In a p-n-p transistor, the base carrier is the electron. So, majority of holes which is coming from the emitter region, neutralize the electrons of the base region. Since the base-collector junction is in reverse bias, these holes, which appear as minority charge carriers on this junction, easily cross the junction and reach into the collector region. Holes present in the base region either move towards the base terminal to neutralize with electrons coming from outside, or to reach the collector, it crosses the junction and reaches the collector terminal. The base is made thin so that the holes do not go to the base terminal and cross the junction.
For a transistor
The principal is same in the n-p-n transistor but currents got reverse.
Configurations of Transistor (Ways to connect a transistor in circuit)
Since transistor has three terminals- emitter, base, and collector. In any transistor circuit, one terminal should be common. So, it can be used in three configurations.
- First configuration is the Common emitter (CE) configuration where emitter terminal is common.
- Second configuration is Common base (CB) configuration where base is common.
- Third and last configuration is Common collector (CC) configuration where collector is common.
The common emitter is the most used circuit and the most used transistor is n-p-n silicon transistor. In the figure below, the circuit diagram in CE configuration and its input/output characteristics are shown for a silicon transistor.
Applications of transistor in electronics
There are plenty of applications of a transistor in electronics. Here are the most common applications of a transistor.

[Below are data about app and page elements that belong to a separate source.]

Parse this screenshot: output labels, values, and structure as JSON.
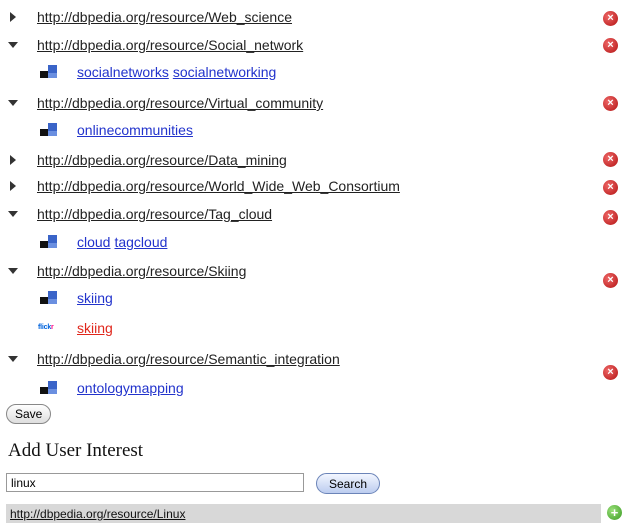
{
  "resources": [
    {
      "uri": "http://dbpedia.org/resource/Web_science",
      "expanded": false,
      "tags": []
    },
    {
      "uri": "http://dbpedia.org/resource/Social_network",
      "expanded": true,
      "tags": [
        {
          "source": "delicious",
          "links": [
            "socialnetworks",
            "socialnetworking"
          ]
        }
      ]
    },
    {
      "uri": "http://dbpedia.org/resource/Virtual_community",
      "expanded": true,
      "tags": [
        {
          "source": "delicious",
          "links": [
            "onlinecommunities"
          ]
        }
      ]
    },
    {
      "uri": "http://dbpedia.org/resource/Data_mining",
      "expanded": false,
      "tags": []
    },
    {
      "uri": "http://dbpedia.org/resource/World_Wide_Web_Consortium",
      "expanded": false,
      "tags": []
    },
    {
      "uri": "http://dbpedia.org/resource/Tag_cloud",
      "expanded": true,
      "tags": [
        {
          "source": "delicious",
          "links": [
            "cloud",
            "tagcloud"
          ]
        }
      ]
    },
    {
      "uri": "http://dbpedia.org/resource/Skiing",
      "expanded": true,
      "tags": [
        {
          "source": "delicious",
          "links": [
            "skiing"
          ]
        },
        {
          "source": "flickr",
          "links": [
            "skiing"
          ]
        }
      ]
    },
    {
      "uri": "http://dbpedia.org/resource/Semantic_integration",
      "expanded": true,
      "tags": [
        {
          "source": "delicious",
          "links": [
            "ontologymapping"
          ]
        }
      ]
    }
  ],
  "icons": {
    "expand_collapsed": "triangle-right-icon",
    "expand_open": "triangle-down-icon",
    "delete": "delete-icon",
    "add": "add-icon"
  },
  "flickr_logo": {
    "fl": "flick",
    "kr": "r"
  },
  "save_label": "Save",
  "add_interest": {
    "title": "Add User Interest",
    "search_value": "linux",
    "search_label": "Search",
    "result_uri": "http://dbpedia.org/resource/Linux"
  },
  "colors": {
    "delete": "#c0211b",
    "add": "#4caf30",
    "tag_link": "#2233cc",
    "flickr_link": "#e0261b"
  }
}
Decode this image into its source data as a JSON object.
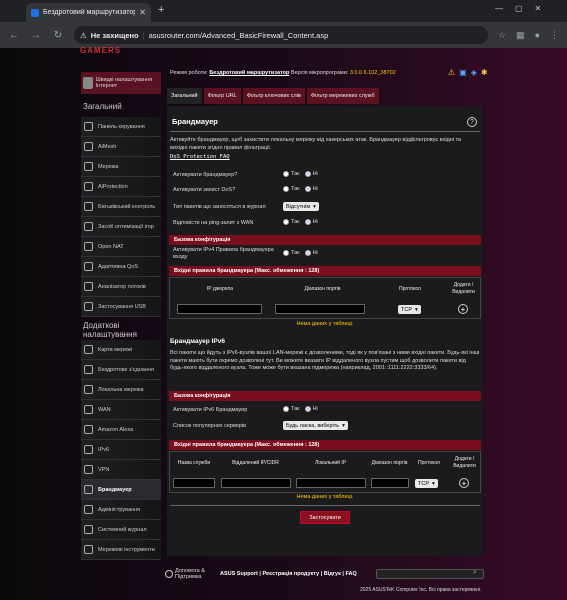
{
  "browser": {
    "tab_title": "Бездротовий маршрутизатор A",
    "warning": "Не захищено",
    "url": "asusrouter.com/Advanced_BasicFirewall_Content.asp"
  },
  "sidebar": {
    "quick": "Швидкі налаштування Інтернет",
    "general_title": "Загальний",
    "general": [
      "Панель керування",
      "AiMesh",
      "Мережа",
      "AiProtection",
      "Батьківський контроль",
      "ЗасоК оптимізації ігор",
      "Open NAT",
      "Адаптивна QoS",
      "Аналізатор потоків",
      "Застосування USB"
    ],
    "advanced_title": "Додаткові налаштування",
    "advanced": [
      "Карта мережі",
      "Бездротове з'єднання",
      "Локальна мережа",
      "WAN",
      "Amazon Alexa",
      "IPv6",
      "VPN",
      "Брандмауер",
      "Адміністрування",
      "Системний журнал",
      "Мережеві інструменти"
    ]
  },
  "top": {
    "mode_label": "Режим роботи:",
    "mode_value": "Бездротовий маршрутизатор",
    "fw_label": "Версія мікропрограми:",
    "fw_value": "3.0.0.6.102_38702"
  },
  "tabs": [
    "Загальний",
    "Фільтр URL",
    "Фільтр ключових слів",
    "Фільтр мережевих служб"
  ],
  "main": {
    "title": "Брандмауер",
    "desc": "Активуйте брандмауер, щоб захистити локальну мережу від хакерських атак. Брандмауер відфільтровує вхідні та вихідні пакети згідно правил фільтрації.",
    "faq": "DoS Protection FAQ",
    "fields": [
      {
        "label": "Активувати брандмауер?",
        "yes": "Так",
        "no": "Ні"
      },
      {
        "label": "Активувати захист DoS?",
        "yes": "Так",
        "no": "Ні"
      },
      {
        "label": "Тип пакетів що заносяться в журнал",
        "select": "Відсутнім"
      },
      {
        "label": "Відповісти на ping-запит з WAN",
        "yes": "Так",
        "no": "Ні"
      }
    ],
    "basic_config": "Базова конфігурація",
    "ipv4_enable_label": "Активувати IPv4 Правила брандмауера входу",
    "ipv4_rules_title": "Вхідні правила брандмауера (Макс. обмеження : 128)",
    "ipv4_cols": [
      "IP джерела",
      "Діапазон портів",
      "Протокол",
      "Додати / Видалити"
    ],
    "proto": "TCP",
    "nodata": "Нема даних у таблиці.",
    "ipv6_title": "Брандмауер IPv6",
    "ipv6_desc": "Всі пакети що йдуть з IPv6-вузлів вашої LAN-мережі є дозволеними, тоді як у пов'язані з ними вхідні пакети. Будь-які інші пакети мають бути окремо дозволені тут. Ви можете вказати IP віддаленого вузла пустим щоб дозволити пакети від будь-якого віддаленого вузла. Тоже може бути вказана підмережа (наприклад, 2001::1111:2222:3333/64).",
    "ipv6_basic": "Базова конфігурація",
    "ipv6_enable_label": "Активувати IPv6 Брандмауер",
    "popular_label": "Список популярних серверів",
    "popular_select": "Будь ласка, виберіть",
    "ipv6_rules_title": "Вхідні правила брандмауера (Макс. обмеження : 128)",
    "ipv6_cols": [
      "Назва служби",
      "Віддалений IP/CIDR",
      "Локальний IP",
      "Діапазон портів",
      "Протокол",
      "Додати / Видалити"
    ],
    "apply": "Застосувати",
    "yes": "Так",
    "no": "Ні"
  },
  "footer": {
    "help": "Допомога & Підтримка",
    "links": "ASUS Support | Реєстрація продукту | Відгук | FAQ",
    "copy": "2025 ASUSTeK Computer Inc. Всі права застережені."
  }
}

Transistors are mostly used as electronic switches, amplifiers, oscillators, etc.
Bipolar junction transistor (BJT) as a switch

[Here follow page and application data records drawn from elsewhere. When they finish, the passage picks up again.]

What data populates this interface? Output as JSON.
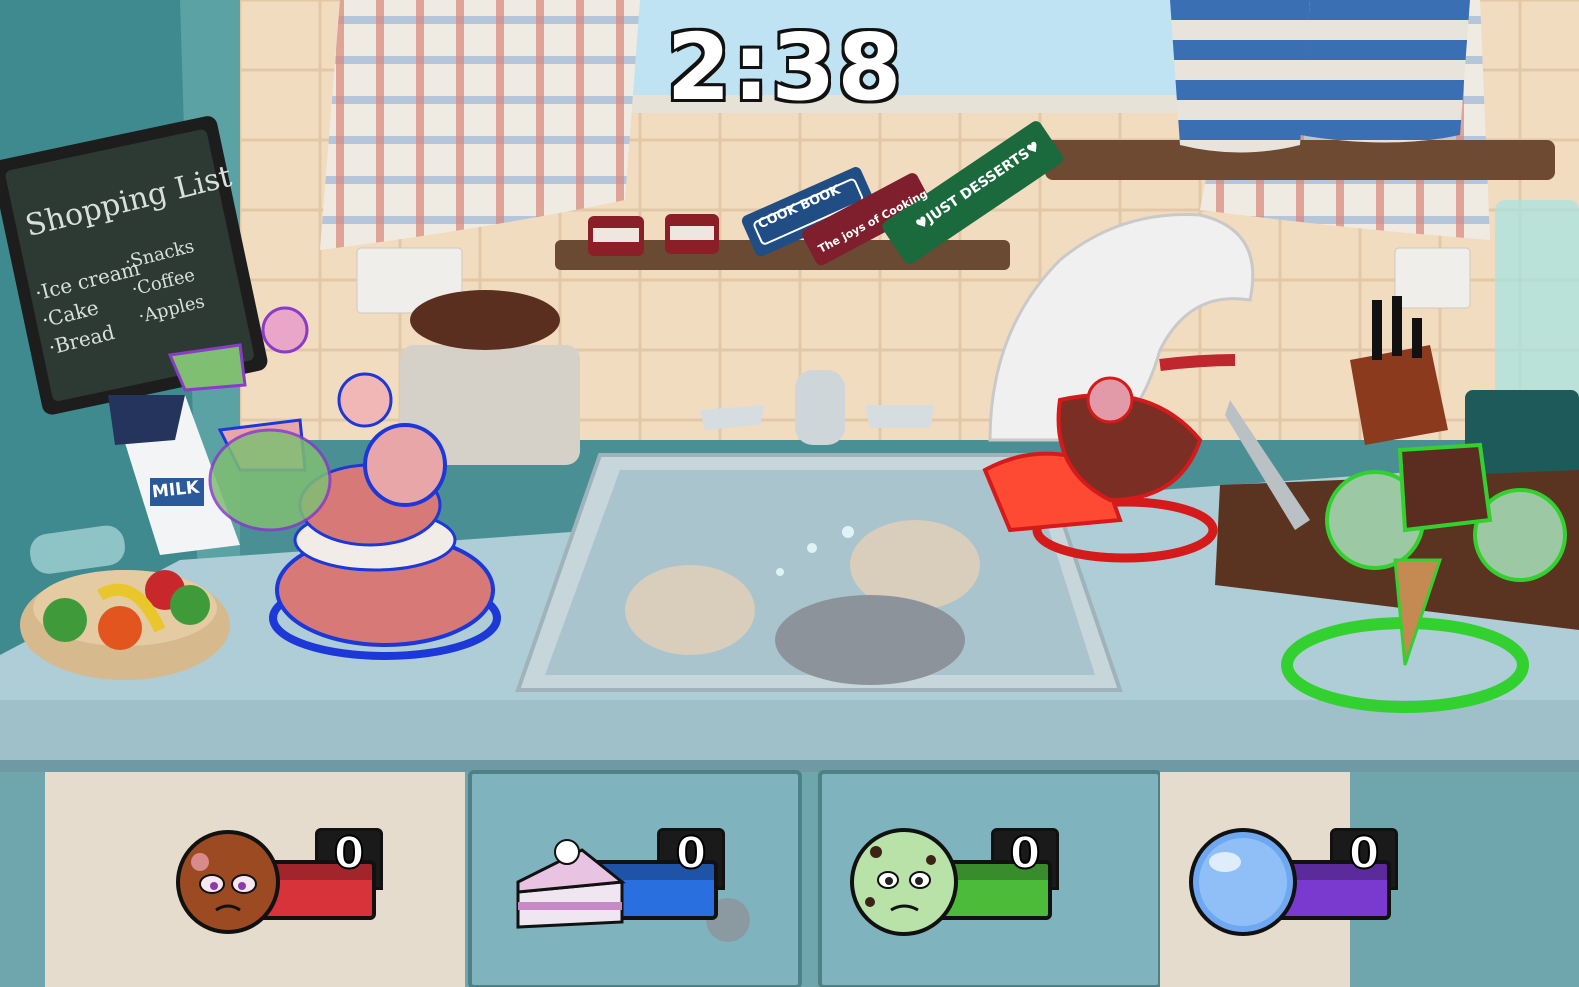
{
  "hud": {
    "timer": "2:38",
    "players": [
      {
        "character": "chocolate-cookie",
        "score": "0",
        "color": "#d8323a"
      },
      {
        "character": "strawberry-cake",
        "score": "0",
        "color": "#2a6fe0"
      },
      {
        "character": "mint-chip-ice-cream",
        "score": "0",
        "color": "#4cbb3a"
      },
      {
        "character": "bubble",
        "score": "0",
        "color": "#7a3ad0"
      }
    ]
  },
  "scene": {
    "chalkboard": {
      "title": "Shopping List",
      "items_left": [
        "·Ice cream",
        "·Cake",
        "·Bread"
      ],
      "items_right": [
        "·Snacks",
        "·Coffee",
        "·Apples"
      ]
    },
    "books": [
      "COOK BOOK",
      "The joys of Cooking",
      "♥JUST DESSERTS♥"
    ],
    "milk_carton": "MILK"
  },
  "colors": {
    "wall": "#f2dcc0",
    "counter": "#aecdd6",
    "cabinet": "#7fb4be",
    "p1": "#d8323a",
    "p2": "#2a6fe0",
    "p3": "#4cbb3a",
    "p4": "#7a3ad0"
  }
}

The figure given below is the circuit diagram for the transistor as a switch. The circuit is in a common emitter configuration.
Applying KVL in the input and output terms.
You can clearly see that if collector IC current increases then output voltage VO will decrease. When the input voltage is less(almost equal to zero) then it is in cut-off state and no collector current (IC) is flowing, in that condition output voltage VO is equal to VCC. As Vi increases, the collector current starts flowing and output voltage starts decreasing, it is the active state of a transistor. When VI is enough to work it in saturated state, in that condition base and collector current is maximum. So, the output voltage is minimum. Let’s understand it by a graph given below.
By the graph, you can observe that output voltage VO is high till input voltage Vi is low. If the input voltage is that much so it can take the transistor into the saturated state then output is low. So, this is the logic for working it as a switch.
bipolar junction transistor (BJT) as an amplifier
It is important to operate a transistor as an amplifier, it should be inactive state. Input voltage should be fixed in between active states.
If a small cyclic with VS amplitude signal source is connected in series with the power supply VBB then IB current will flow with a small cyclic difference. As result, the collector current will also flow with the same cyclic difference which is equivalent to base current IB. DC voltages on input and output are filtered using capacitors so we can measure the ac changes in output.
The circuit is given below for a transistor amplifier.
We have learned –
- Types of transistor
- What is bipolar junction transistor
- Types of bipolar junction transistor
- How a bipolar junction transistor works
- Configurations of BJT
- BJT as switch
- BJT as amplifier